Task input »
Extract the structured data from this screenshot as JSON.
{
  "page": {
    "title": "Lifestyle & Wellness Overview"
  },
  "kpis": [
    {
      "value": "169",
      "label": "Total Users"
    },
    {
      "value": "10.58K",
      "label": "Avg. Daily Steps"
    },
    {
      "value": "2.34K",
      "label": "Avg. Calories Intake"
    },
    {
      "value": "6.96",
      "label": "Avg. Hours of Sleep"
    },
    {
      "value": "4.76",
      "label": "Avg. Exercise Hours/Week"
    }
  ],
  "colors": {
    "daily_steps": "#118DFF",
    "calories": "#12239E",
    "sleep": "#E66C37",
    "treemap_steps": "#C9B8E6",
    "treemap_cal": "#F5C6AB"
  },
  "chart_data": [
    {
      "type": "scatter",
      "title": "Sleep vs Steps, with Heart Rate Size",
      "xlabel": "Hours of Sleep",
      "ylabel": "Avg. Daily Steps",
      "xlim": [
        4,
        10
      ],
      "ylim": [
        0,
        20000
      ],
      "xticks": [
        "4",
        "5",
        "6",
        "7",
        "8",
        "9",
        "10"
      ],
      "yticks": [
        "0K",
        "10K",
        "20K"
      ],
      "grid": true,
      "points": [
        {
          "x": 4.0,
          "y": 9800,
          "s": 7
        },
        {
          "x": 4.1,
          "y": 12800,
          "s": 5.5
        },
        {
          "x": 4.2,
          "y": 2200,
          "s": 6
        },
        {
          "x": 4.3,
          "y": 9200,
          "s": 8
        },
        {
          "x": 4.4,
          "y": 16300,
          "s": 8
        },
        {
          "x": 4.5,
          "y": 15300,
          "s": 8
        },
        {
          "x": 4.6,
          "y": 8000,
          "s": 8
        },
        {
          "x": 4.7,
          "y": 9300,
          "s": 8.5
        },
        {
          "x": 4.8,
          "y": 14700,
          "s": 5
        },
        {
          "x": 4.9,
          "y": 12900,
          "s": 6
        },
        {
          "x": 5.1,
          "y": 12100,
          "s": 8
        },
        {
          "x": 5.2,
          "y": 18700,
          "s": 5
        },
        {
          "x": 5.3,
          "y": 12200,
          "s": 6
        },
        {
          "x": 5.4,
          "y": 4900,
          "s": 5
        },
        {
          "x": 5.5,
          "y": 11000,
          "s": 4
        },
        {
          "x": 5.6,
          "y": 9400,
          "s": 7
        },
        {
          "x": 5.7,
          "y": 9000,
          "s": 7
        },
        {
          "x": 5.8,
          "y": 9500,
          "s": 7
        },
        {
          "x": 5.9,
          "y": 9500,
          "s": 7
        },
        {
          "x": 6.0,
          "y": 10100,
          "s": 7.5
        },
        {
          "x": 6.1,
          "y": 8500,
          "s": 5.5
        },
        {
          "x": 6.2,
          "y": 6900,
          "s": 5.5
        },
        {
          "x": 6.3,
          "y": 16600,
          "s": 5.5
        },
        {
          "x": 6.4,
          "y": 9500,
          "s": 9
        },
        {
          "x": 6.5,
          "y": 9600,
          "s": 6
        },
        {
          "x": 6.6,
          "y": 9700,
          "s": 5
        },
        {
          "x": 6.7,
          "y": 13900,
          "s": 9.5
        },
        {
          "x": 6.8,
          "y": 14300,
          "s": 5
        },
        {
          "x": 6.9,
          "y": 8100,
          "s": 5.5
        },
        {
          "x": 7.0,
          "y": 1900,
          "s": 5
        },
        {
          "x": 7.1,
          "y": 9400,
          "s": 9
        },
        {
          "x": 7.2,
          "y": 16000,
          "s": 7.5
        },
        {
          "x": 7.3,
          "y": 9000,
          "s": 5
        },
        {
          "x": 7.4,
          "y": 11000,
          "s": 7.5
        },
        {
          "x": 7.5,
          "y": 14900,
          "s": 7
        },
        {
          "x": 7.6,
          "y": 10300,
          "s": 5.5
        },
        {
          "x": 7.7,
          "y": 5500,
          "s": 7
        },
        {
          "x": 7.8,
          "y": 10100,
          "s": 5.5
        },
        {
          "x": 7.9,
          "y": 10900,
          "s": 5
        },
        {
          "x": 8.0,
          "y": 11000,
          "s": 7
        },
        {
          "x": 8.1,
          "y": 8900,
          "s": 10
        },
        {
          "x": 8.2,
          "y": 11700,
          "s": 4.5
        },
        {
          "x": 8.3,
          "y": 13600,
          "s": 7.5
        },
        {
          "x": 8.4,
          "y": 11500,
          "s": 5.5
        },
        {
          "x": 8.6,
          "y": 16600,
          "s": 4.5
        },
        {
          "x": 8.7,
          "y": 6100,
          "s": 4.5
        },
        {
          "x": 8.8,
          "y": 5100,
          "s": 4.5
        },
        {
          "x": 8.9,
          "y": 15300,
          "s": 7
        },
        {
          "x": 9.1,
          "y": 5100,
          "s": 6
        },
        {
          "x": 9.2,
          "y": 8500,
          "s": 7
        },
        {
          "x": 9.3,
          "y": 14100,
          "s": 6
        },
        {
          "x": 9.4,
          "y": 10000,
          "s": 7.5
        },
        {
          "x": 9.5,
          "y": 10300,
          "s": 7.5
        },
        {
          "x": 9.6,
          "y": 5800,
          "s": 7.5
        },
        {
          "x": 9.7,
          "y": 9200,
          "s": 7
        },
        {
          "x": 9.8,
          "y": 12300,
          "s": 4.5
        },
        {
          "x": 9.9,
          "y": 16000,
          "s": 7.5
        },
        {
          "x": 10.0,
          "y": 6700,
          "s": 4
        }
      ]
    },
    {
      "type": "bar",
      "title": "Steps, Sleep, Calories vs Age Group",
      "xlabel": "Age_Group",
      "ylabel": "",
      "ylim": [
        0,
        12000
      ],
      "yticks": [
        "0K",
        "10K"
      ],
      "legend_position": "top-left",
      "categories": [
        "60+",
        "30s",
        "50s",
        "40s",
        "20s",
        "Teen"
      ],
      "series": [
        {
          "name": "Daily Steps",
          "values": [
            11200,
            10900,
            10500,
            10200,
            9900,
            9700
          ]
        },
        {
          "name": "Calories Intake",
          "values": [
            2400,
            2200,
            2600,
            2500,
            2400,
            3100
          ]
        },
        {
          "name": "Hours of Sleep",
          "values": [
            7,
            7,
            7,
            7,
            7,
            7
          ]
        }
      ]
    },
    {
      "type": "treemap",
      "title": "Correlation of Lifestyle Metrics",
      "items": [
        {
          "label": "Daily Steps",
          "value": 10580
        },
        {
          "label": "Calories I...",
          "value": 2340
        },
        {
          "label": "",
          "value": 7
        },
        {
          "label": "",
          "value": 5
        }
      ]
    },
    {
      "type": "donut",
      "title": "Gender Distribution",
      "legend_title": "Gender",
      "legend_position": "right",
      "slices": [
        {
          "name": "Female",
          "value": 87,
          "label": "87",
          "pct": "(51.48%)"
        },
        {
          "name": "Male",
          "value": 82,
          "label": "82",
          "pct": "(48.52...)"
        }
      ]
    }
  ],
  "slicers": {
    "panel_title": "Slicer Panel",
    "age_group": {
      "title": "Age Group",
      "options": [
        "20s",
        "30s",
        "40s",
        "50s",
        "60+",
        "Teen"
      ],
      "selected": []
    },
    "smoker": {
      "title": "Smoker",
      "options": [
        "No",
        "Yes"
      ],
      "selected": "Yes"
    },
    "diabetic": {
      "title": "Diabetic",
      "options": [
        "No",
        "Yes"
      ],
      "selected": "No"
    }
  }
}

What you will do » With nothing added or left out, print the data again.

Task response »
Extract the structured data from this screenshot as JSON.
{
  "page": {
    "title": "Lifestyle & Wellness Overview"
  },
  "kpis": [
    {
      "value": "169",
      "label": "Total Users"
    },
    {
      "value": "10.58K",
      "label": "Avg. Daily Steps"
    },
    {
      "value": "2.34K",
      "label": "Avg. Calories Intake"
    },
    {
      "value": "6.96",
      "label": "Avg. Hours of Sleep"
    },
    {
      "value": "4.76",
      "label": "Avg. Exercise Hours/Week"
    }
  ],
  "colors": {
    "daily_steps": "#118DFF",
    "calories": "#12239E",
    "sleep": "#E66C37",
    "treemap_steps": "#C9B8E6",
    "treemap_cal": "#F5C6AB"
  },
  "chart_data": [
    {
      "type": "scatter",
      "title": "Sleep vs Steps, with Heart Rate Size",
      "xlabel": "Hours of Sleep",
      "ylabel": "Avg. Daily Steps",
      "xlim": [
        4,
        10
      ],
      "ylim": [
        0,
        20000
      ],
      "xticks": [
        "4",
        "5",
        "6",
        "7",
        "8",
        "9",
        "10"
      ],
      "yticks": [
        "0K",
        "10K",
        "20K"
      ],
      "grid": true,
      "points": [
        {
          "x": 4.0,
          "y": 9800,
          "s": 7
        },
        {
          "x": 4.1,
          "y": 12800,
          "s": 5.5
        },
        {
          "x": 4.2,
          "y": 2200,
          "s": 6
        },
        {
          "x": 4.3,
          "y": 9200,
          "s": 8
        },
        {
          "x": 4.4,
          "y": 16300,
          "s": 8
        },
        {
          "x": 4.5,
          "y": 15300,
          "s": 8
        },
        {
          "x": 4.6,
          "y": 8000,
          "s": 8
        },
        {
          "x": 4.7,
          "y": 9300,
          "s": 8.5
        },
        {
          "x": 4.8,
          "y": 14700,
          "s": 5
        },
        {
          "x": 4.9,
          "y": 12900,
          "s": 6
        },
        {
          "x": 5.1,
          "y": 12100,
          "s": 8
        },
        {
          "x": 5.2,
          "y": 18700,
          "s": 5
        },
        {
          "x": 5.3,
          "y": 12200,
          "s": 6
        },
        {
          "x": 5.4,
          "y": 4900,
          "s": 5
        },
        {
          "x": 5.5,
          "y": 11000,
          "s": 4
        },
        {
          "x": 5.6,
          "y": 9400,
          "s": 7
        },
        {
          "x": 5.7,
          "y": 9000,
          "s": 7
        },
        {
          "x": 5.8,
          "y": 9500,
          "s": 7
        },
        {
          "x": 5.9,
          "y": 9500,
          "s": 7
        },
        {
          "x": 6.0,
          "y": 10100,
          "s": 7.5
        },
        {
          "x": 6.1,
          "y": 8500,
          "s": 5.5
        },
        {
          "x": 6.2,
          "y": 6900,
          "s": 5.5
        },
        {
          "x": 6.3,
          "y": 16600,
          "s": 5.5
        },
        {
          "x": 6.4,
          "y": 9500,
          "s": 9
        },
        {
          "x": 6.5,
          "y": 9600,
          "s": 6
        },
        {
          "x": 6.6,
          "y": 9700,
          "s": 5
        },
        {
          "x": 6.7,
          "y": 13900,
          "s": 9.5
        },
        {
          "x": 6.8,
          "y": 14300,
          "s": 5
        },
        {
          "x": 6.9,
          "y": 8100,
          "s": 5.5
        },
        {
          "x": 7.0,
          "y": 1900,
          "s": 5
        },
        {
          "x": 7.1,
          "y": 9400,
          "s": 9
        },
        {
          "x": 7.2,
          "y": 16000,
          "s": 7.5
        },
        {
          "x": 7.3,
          "y": 9000,
          "s": 5
        },
        {
          "x": 7.4,
          "y": 11000,
          "s": 7.5
        },
        {
          "x": 7.5,
          "y": 14900,
          "s": 7
        },
        {
          "x": 7.6,
          "y": 10300,
          "s": 5.5
        },
        {
          "x": 7.7,
          "y": 5500,
          "s": 7
        },
        {
          "x": 7.8,
          "y": 10100,
          "s": 5.5
        },
        {
          "x": 7.9,
          "y": 10900,
          "s": 5
        },
        {
          "x": 8.0,
          "y": 11000,
          "s": 7
        },
        {
          "x": 8.1,
          "y": 8900,
          "s": 10
        },
        {
          "x": 8.2,
          "y": 11700,
          "s": 4.5
        },
        {
          "x": 8.3,
          "y": 13600,
          "s": 7.5
        },
        {
          "x": 8.4,
          "y": 11500,
          "s": 5.5
        },
        {
          "x": 8.6,
          "y": 16600,
          "s": 4.5
        },
        {
          "x": 8.7,
          "y": 6100,
          "s": 4.5
        },
        {
          "x": 8.8,
          "y": 5100,
          "s": 4.5
        },
        {
          "x": 8.9,
          "y": 15300,
          "s": 7
        },
        {
          "x": 9.1,
          "y": 5100,
          "s": 6
        },
        {
          "x": 9.2,
          "y": 8500,
          "s": 7
        },
        {
          "x": 9.3,
          "y": 14100,
          "s": 6
        },
        {
          "x": 9.4,
          "y": 10000,
          "s": 7.5
        },
        {
          "x": 9.5,
          "y": 10300,
          "s": 7.5
        },
        {
          "x": 9.6,
          "y": 5800,
          "s": 7.5
        },
        {
          "x": 9.7,
          "y": 9200,
          "s": 7
        },
        {
          "x": 9.8,
          "y": 12300,
          "s": 4.5
        },
        {
          "x": 9.9,
          "y": 16000,
          "s": 7.5
        },
        {
          "x": 10.0,
          "y": 6700,
          "s": 4
        }
      ]
    },
    {
      "type": "bar",
      "title": "Steps, Sleep, Calories vs Age Group",
      "xlabel": "Age_Group",
      "ylabel": "",
      "ylim": [
        0,
        12000
      ],
      "yticks": [
        "0K",
        "10K"
      ],
      "legend_position": "top-left",
      "categories": [
        "60+",
        "30s",
        "50s",
        "40s",
        "20s",
        "Teen"
      ],
      "series": [
        {
          "name": "Daily Steps",
          "values": [
            11200,
            10900,
            10500,
            10200,
            9900,
            9700
          ]
        },
        {
          "name": "Calories Intake",
          "values": [
            2400,
            2200,
            2600,
            2500,
            2400,
            3100
          ]
        },
        {
          "name": "Hours of Sleep",
          "values": [
            7,
            7,
            7,
            7,
            7,
            7
          ]
        }
      ]
    },
    {
      "type": "treemap",
      "title": "Correlation of Lifestyle Metrics",
      "items": [
        {
          "label": "Daily Steps",
          "value": 10580
        },
        {
          "label": "Calories I...",
          "value": 2340
        },
        {
          "label": "",
          "value": 7
        },
        {
          "label": "",
          "value": 5
        }
      ]
    },
    {
      "type": "donut",
      "title": "Gender Distribution",
      "legend_title": "Gender",
      "legend_position": "right",
      "slices": [
        {
          "name": "Female",
          "value": 87,
          "label": "87",
          "pct": "(51.48%)"
        },
        {
          "name": "Male",
          "value": 82,
          "label": "82",
          "pct": "(48.52...)"
        }
      ]
    }
  ],
  "slicers": {
    "panel_title": "Slicer Panel",
    "age_group": {
      "title": "Age Group",
      "options": [
        "20s",
        "30s",
        "40s",
        "50s",
        "60+",
        "Teen"
      ],
      "selected": []
    },
    "smoker": {
      "title": "Smoker",
      "options": [
        "No",
        "Yes"
      ],
      "selected": "Yes"
    },
    "diabetic": {
      "title": "Diabetic",
      "options": [
        "No",
        "Yes"
      ],
      "selected": "No"
    }
  }
}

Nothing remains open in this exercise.